**Work item:**
Return all lines of the records that contain the word "area".

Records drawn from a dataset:
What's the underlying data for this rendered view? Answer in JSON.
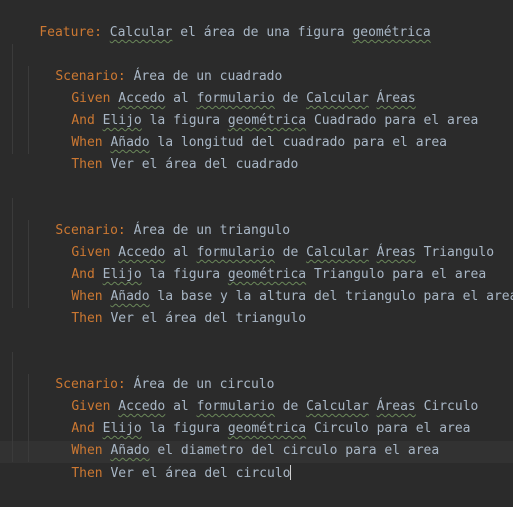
{
  "editor": {
    "feature": {
      "keyword": "Feature:",
      "words": [
        "Calcular",
        "el",
        "área",
        "de",
        "una",
        "figura",
        "geométrica"
      ]
    },
    "scenarios": [
      {
        "keyword": "Scenario:",
        "title": "Área de un cuadrado",
        "steps": [
          {
            "keyword": "Given",
            "text_parts": [
              "Accedo",
              " al ",
              "formulario",
              " de ",
              "Calcular",
              " ",
              "Áreas",
              ""
            ]
          },
          {
            "keyword": "And",
            "text_parts": [
              "Elijo",
              " la figura ",
              "geométrica",
              " Cuadrado para el area"
            ]
          },
          {
            "keyword": "When",
            "text_parts": [
              "Añado",
              " la longitud del cuadrado para el area"
            ]
          },
          {
            "keyword": "Then",
            "text_parts": [
              "Ver el área del cuadrado"
            ]
          }
        ]
      },
      {
        "keyword": "Scenario:",
        "title": "Área de un triangulo",
        "steps": [
          {
            "keyword": "Given",
            "text_parts": [
              "Accedo",
              " al ",
              "formulario",
              " de ",
              "Calcular",
              " ",
              "Áreas",
              " Triangulo"
            ]
          },
          {
            "keyword": "And",
            "text_parts": [
              "Elijo",
              " la figura ",
              "geométrica",
              " Triangulo para el area"
            ]
          },
          {
            "keyword": "When",
            "text_parts": [
              "Añado",
              " la base y la altura del triangulo para el area"
            ]
          },
          {
            "keyword": "Then",
            "text_parts": [
              "Ver el área del triangulo"
            ]
          }
        ]
      },
      {
        "keyword": "Scenario:",
        "title": "Área de un circulo",
        "steps": [
          {
            "keyword": "Given",
            "text_parts": [
              "Accedo",
              " al ",
              "formulario",
              " de ",
              "Calcular",
              " ",
              "Áreas",
              " Circulo"
            ]
          },
          {
            "keyword": "And",
            "text_parts": [
              "Elijo",
              " la figura ",
              "geométrica",
              " Circulo para el area"
            ]
          },
          {
            "keyword": "When",
            "text_parts": [
              "Añado",
              " el diametro del circulo para el area"
            ]
          },
          {
            "keyword": "Then",
            "text_parts": [
              "Ver el área del circulo"
            ]
          }
        ]
      }
    ]
  },
  "colors": {
    "background": "#2b2b2b",
    "keyword": "#cc7832",
    "text": "#a9b7c6",
    "spellcheck_underline": "#6a8759"
  }
}
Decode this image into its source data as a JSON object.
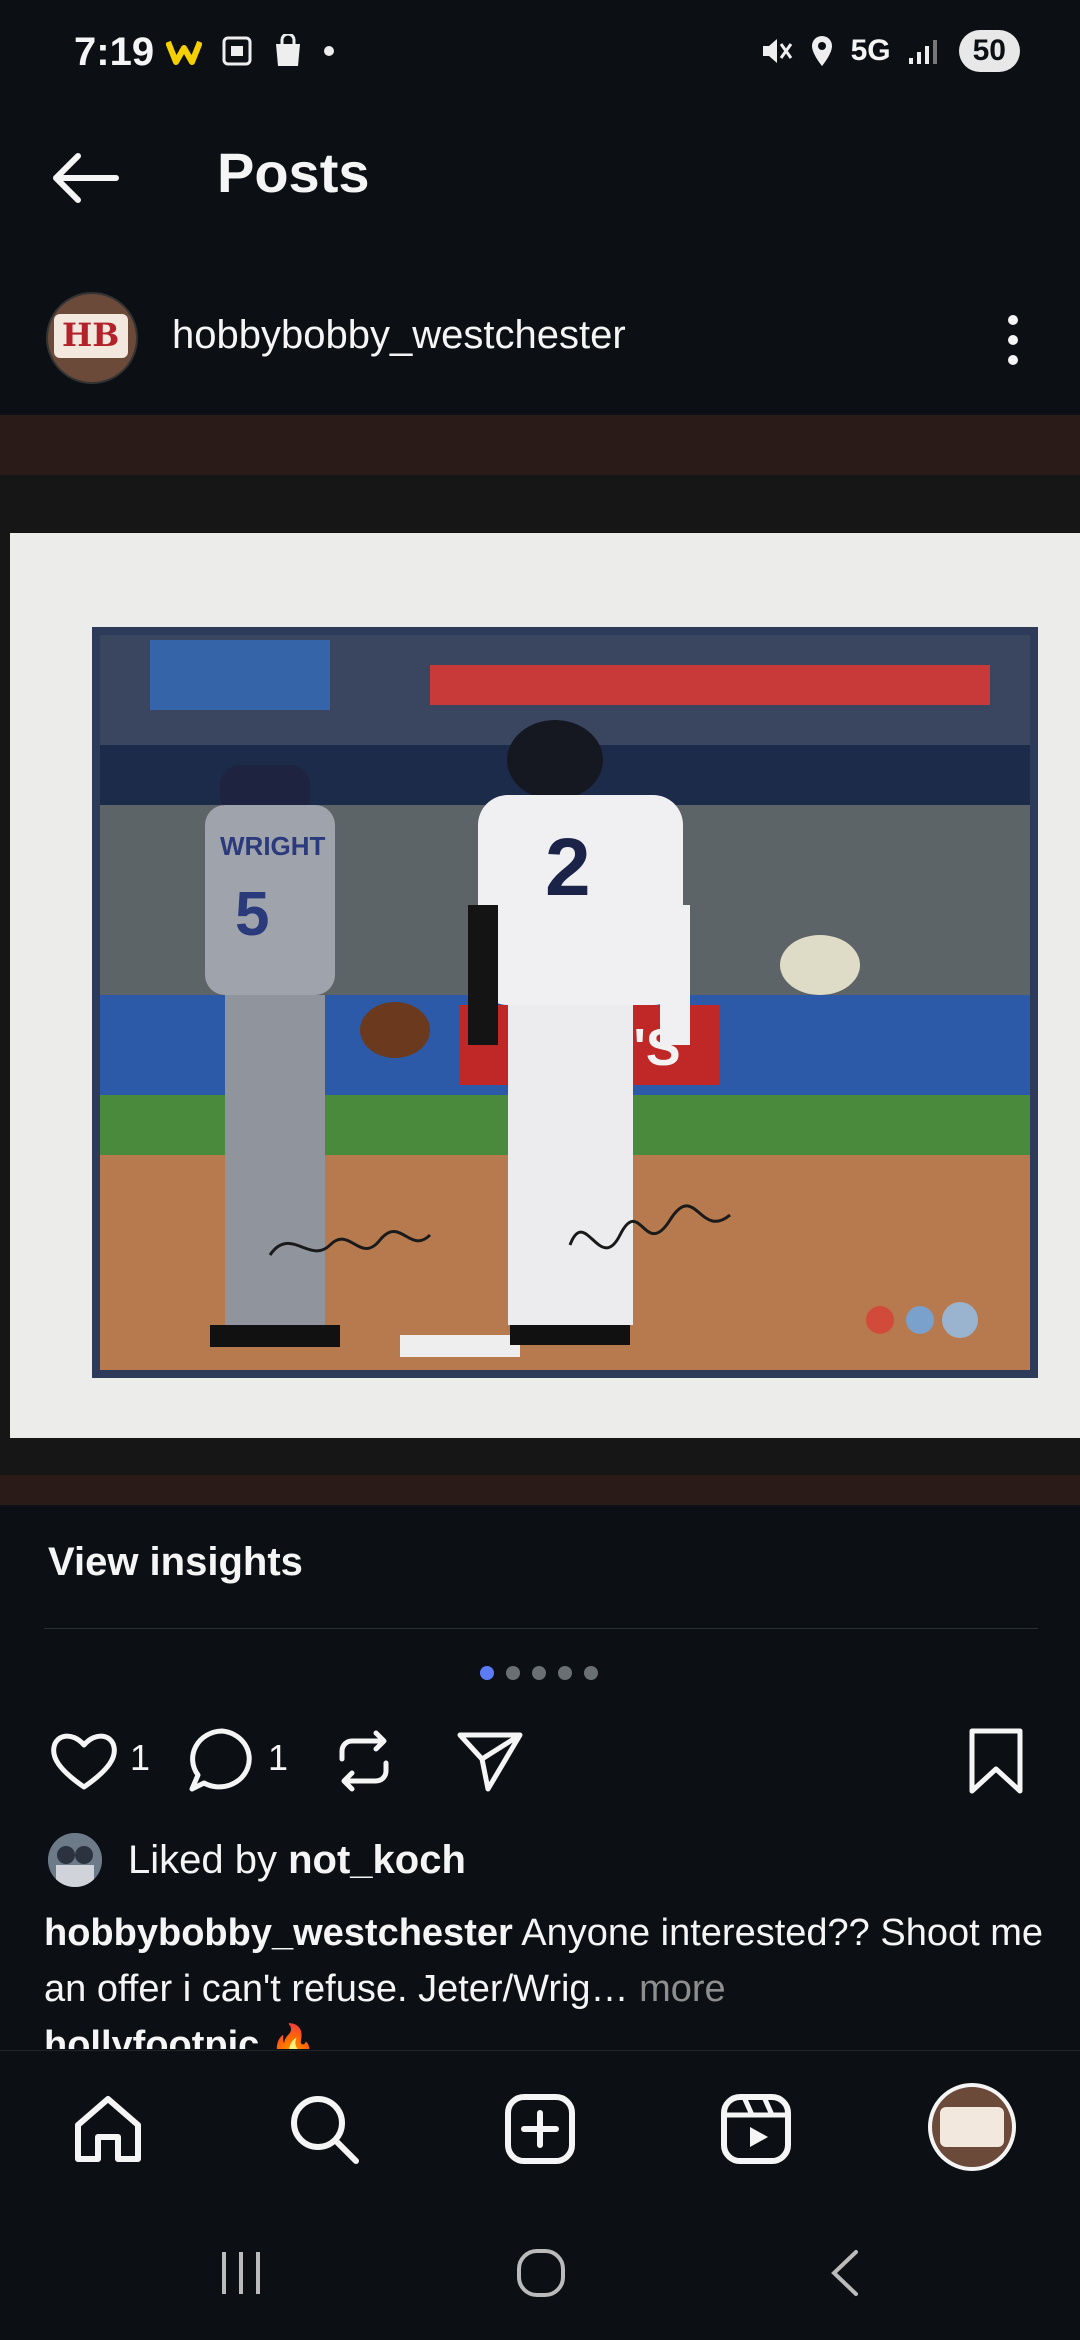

**Written solution:**
              " Cuadrado para el area"
              " la longitud del cuadrado para el area"
              " Triangulo para el area"
              " la base y la altura del triangulo para el area"
              " Circulo para el area"
              " el diametro del circulo para el area"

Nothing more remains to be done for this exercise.